▶ SOURCE DATA:
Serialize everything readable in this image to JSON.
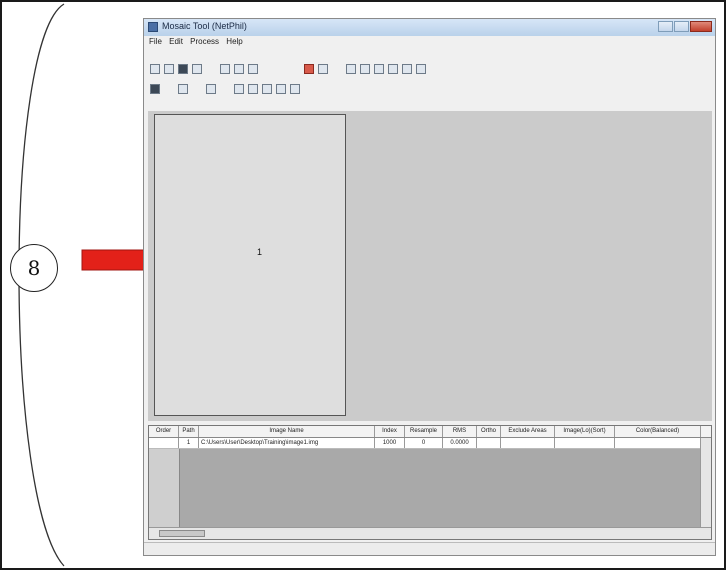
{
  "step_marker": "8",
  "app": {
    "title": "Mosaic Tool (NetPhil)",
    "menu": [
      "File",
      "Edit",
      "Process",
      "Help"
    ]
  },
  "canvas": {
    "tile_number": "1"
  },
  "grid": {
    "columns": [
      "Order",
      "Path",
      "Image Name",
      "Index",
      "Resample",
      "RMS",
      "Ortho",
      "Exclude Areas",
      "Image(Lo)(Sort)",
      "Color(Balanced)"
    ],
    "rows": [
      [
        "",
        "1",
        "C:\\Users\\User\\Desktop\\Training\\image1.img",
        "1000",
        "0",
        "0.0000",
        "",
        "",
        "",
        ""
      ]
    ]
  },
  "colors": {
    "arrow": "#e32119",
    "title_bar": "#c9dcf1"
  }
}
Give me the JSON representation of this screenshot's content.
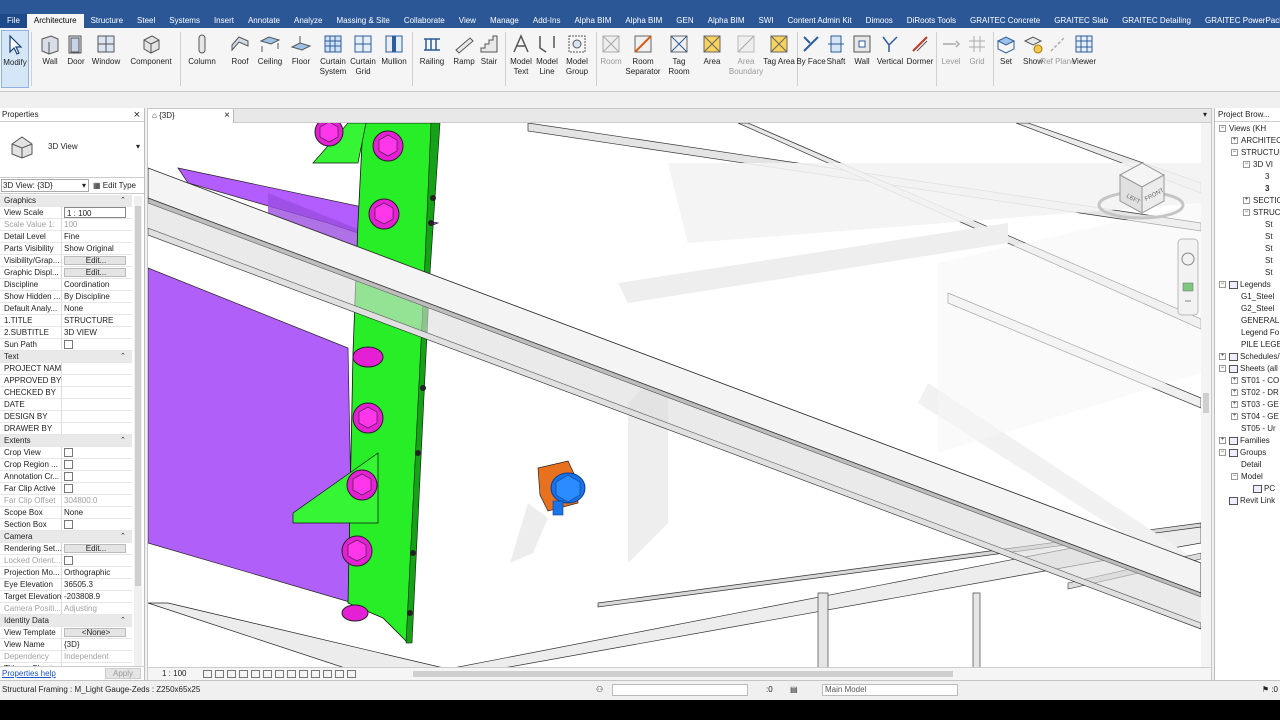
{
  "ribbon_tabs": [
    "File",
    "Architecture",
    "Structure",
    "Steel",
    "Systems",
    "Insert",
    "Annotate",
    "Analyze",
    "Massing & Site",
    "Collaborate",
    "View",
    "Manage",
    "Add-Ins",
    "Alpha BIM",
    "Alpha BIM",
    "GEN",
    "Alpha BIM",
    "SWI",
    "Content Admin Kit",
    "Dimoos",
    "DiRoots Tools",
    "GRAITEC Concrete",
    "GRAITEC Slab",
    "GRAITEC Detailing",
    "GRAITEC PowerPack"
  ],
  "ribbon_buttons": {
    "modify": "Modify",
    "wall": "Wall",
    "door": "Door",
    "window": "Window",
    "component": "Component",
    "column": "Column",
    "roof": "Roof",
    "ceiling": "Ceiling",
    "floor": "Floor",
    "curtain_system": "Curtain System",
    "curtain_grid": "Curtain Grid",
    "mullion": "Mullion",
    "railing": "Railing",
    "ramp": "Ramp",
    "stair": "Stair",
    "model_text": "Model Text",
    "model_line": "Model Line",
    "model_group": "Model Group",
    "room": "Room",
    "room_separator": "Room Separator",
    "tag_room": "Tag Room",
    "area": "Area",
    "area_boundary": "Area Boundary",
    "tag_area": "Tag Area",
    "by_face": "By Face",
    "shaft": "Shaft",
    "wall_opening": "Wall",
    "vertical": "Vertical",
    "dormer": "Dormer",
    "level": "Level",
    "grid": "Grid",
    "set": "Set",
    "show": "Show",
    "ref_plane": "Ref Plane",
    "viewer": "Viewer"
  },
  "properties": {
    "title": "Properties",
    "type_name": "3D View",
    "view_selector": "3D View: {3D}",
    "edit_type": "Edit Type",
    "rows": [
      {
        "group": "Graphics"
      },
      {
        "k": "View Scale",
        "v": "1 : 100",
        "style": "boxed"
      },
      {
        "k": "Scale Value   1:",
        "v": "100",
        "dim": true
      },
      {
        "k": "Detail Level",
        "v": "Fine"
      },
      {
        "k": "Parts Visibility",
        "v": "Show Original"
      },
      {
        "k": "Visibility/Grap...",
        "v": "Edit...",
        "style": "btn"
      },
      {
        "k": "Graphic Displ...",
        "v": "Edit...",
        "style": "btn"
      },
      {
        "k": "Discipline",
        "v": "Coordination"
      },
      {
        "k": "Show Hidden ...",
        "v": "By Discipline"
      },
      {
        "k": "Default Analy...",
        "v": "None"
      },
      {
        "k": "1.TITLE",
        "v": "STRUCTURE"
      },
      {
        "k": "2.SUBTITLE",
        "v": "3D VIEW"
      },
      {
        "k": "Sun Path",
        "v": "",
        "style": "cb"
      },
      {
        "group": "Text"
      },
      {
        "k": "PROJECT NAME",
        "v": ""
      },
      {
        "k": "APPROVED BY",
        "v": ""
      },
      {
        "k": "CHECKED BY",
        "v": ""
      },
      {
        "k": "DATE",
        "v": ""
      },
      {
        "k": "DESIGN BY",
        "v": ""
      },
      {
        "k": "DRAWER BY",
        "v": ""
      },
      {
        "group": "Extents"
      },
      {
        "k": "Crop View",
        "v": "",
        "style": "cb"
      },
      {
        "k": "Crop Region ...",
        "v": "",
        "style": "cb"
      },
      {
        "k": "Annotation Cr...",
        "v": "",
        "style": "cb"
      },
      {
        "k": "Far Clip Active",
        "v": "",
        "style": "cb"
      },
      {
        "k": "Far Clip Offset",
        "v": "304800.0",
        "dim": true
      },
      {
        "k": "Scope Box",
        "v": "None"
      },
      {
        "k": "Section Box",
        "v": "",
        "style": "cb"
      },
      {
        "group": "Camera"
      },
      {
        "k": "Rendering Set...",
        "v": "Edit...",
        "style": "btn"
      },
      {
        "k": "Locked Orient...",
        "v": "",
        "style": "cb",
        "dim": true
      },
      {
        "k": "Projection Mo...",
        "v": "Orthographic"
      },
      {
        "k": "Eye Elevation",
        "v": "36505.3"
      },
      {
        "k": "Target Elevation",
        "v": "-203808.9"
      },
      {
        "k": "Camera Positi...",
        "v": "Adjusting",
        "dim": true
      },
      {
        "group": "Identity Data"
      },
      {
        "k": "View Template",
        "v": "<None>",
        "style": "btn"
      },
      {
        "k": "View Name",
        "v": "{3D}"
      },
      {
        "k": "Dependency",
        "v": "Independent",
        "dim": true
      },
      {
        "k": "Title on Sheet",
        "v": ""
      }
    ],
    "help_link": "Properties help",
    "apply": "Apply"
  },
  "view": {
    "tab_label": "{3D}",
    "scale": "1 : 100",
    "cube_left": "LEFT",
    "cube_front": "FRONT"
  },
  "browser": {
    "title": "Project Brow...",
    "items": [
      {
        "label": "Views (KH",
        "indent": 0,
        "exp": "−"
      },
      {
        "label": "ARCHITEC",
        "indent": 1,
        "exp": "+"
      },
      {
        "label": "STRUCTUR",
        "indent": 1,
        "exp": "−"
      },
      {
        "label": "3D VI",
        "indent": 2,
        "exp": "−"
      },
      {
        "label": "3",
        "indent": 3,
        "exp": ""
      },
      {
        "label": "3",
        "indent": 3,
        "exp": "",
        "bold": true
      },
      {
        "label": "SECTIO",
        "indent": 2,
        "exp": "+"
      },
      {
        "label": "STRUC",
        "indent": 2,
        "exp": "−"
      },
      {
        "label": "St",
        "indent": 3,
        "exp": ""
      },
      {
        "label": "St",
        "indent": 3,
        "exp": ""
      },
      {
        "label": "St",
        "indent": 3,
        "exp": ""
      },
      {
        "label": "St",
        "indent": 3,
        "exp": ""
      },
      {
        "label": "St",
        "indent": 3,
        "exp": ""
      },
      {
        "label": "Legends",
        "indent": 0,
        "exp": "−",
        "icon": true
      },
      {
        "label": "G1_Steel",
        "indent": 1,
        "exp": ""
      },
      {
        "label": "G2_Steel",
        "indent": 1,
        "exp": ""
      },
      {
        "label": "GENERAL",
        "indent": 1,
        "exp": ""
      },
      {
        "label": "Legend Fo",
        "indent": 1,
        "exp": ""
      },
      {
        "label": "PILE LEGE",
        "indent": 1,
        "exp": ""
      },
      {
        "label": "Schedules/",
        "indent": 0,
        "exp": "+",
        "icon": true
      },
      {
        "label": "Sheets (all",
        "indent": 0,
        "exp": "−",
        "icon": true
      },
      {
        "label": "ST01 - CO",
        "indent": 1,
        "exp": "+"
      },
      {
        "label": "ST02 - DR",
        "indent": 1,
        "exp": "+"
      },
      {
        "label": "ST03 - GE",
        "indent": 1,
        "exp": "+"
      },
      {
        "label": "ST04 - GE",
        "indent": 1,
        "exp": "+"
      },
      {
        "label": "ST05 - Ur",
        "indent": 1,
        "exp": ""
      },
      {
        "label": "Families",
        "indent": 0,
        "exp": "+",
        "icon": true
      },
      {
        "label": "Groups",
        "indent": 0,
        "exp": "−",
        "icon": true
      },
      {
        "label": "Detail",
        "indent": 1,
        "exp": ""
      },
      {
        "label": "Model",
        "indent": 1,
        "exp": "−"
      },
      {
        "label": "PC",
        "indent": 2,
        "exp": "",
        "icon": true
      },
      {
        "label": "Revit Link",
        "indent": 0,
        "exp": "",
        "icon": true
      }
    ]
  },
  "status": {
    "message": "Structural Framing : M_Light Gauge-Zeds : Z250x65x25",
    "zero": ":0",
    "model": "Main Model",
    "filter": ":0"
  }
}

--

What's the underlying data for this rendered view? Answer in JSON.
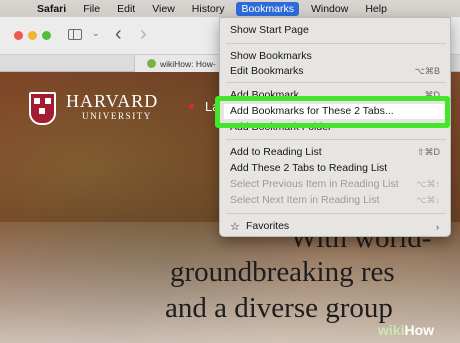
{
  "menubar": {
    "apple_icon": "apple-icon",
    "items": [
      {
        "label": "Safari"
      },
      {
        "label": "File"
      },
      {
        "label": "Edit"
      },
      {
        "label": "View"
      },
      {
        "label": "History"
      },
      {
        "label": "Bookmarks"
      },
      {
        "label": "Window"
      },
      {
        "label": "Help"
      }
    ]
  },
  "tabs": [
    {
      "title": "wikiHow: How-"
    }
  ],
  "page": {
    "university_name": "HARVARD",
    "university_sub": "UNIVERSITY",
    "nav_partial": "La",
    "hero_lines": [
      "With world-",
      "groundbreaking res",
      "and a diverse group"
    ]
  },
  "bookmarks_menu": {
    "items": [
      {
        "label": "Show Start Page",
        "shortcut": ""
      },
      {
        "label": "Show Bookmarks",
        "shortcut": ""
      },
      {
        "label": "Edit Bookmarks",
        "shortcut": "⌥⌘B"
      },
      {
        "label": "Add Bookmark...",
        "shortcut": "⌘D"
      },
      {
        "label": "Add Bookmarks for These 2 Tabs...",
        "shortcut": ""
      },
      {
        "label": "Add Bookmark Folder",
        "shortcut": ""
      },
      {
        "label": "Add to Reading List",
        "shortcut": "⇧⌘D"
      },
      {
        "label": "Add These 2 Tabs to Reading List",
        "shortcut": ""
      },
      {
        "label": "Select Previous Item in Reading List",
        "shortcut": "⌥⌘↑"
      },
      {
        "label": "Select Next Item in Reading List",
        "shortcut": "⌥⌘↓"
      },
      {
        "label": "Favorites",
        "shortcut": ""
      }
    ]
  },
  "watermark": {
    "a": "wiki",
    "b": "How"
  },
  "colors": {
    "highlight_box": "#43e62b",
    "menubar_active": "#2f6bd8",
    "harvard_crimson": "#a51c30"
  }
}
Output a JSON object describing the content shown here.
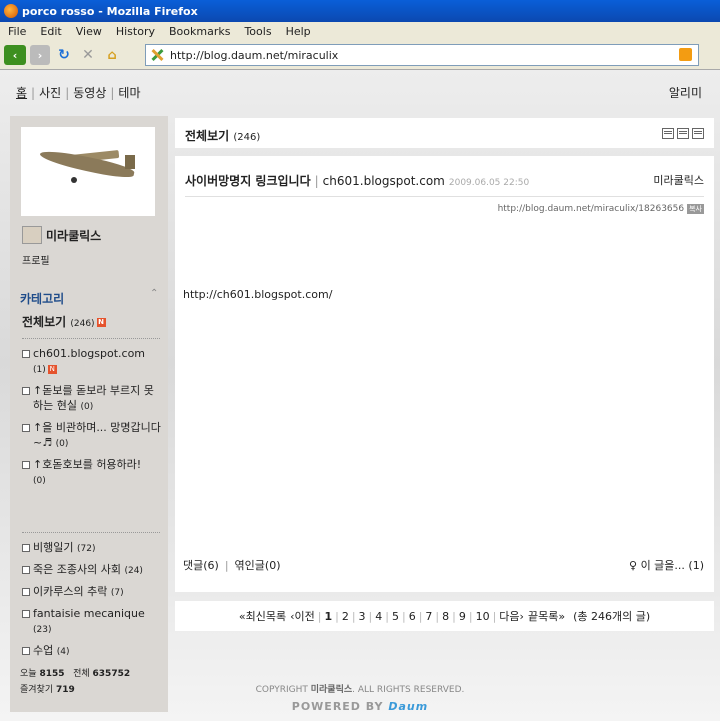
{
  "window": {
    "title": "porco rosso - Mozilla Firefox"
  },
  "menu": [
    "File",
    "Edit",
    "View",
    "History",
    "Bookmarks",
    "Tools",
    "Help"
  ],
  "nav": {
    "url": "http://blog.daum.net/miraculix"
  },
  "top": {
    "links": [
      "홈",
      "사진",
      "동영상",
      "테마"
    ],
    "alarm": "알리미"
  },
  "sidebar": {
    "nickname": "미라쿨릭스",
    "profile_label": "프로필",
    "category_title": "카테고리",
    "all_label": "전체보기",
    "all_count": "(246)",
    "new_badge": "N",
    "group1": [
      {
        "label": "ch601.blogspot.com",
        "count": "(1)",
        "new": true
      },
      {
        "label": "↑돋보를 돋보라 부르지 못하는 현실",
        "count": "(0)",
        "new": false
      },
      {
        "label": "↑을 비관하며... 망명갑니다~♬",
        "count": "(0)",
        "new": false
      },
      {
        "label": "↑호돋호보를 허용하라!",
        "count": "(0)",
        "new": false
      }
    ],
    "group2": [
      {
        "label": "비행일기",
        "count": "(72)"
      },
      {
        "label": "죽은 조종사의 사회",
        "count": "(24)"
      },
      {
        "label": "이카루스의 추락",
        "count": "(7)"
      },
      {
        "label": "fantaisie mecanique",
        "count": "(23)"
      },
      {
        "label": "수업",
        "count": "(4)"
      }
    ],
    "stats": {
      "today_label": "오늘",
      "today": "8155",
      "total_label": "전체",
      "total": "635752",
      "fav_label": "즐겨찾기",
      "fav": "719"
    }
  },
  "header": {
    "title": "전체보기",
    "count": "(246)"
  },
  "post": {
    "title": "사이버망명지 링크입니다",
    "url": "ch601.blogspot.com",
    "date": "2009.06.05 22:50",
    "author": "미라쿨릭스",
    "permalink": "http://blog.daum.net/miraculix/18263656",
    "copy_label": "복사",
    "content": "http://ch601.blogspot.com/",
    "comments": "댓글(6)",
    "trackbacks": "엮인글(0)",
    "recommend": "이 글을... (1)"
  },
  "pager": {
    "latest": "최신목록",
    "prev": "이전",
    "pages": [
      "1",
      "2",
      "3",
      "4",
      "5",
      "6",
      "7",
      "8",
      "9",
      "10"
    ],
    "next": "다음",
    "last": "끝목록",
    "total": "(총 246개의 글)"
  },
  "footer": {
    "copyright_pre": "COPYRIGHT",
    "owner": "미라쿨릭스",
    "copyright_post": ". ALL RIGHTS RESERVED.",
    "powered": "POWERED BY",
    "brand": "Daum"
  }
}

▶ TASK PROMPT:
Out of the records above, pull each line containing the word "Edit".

▶ REPLY:
      "Edit",
    "edit_type": "Edit Type",
        "v": "Edit...",
        "v": "Edit...",
        "v": "Edit...",
        "label": "Edit"
        "label": "Edit Bookmarks",
    "Edit",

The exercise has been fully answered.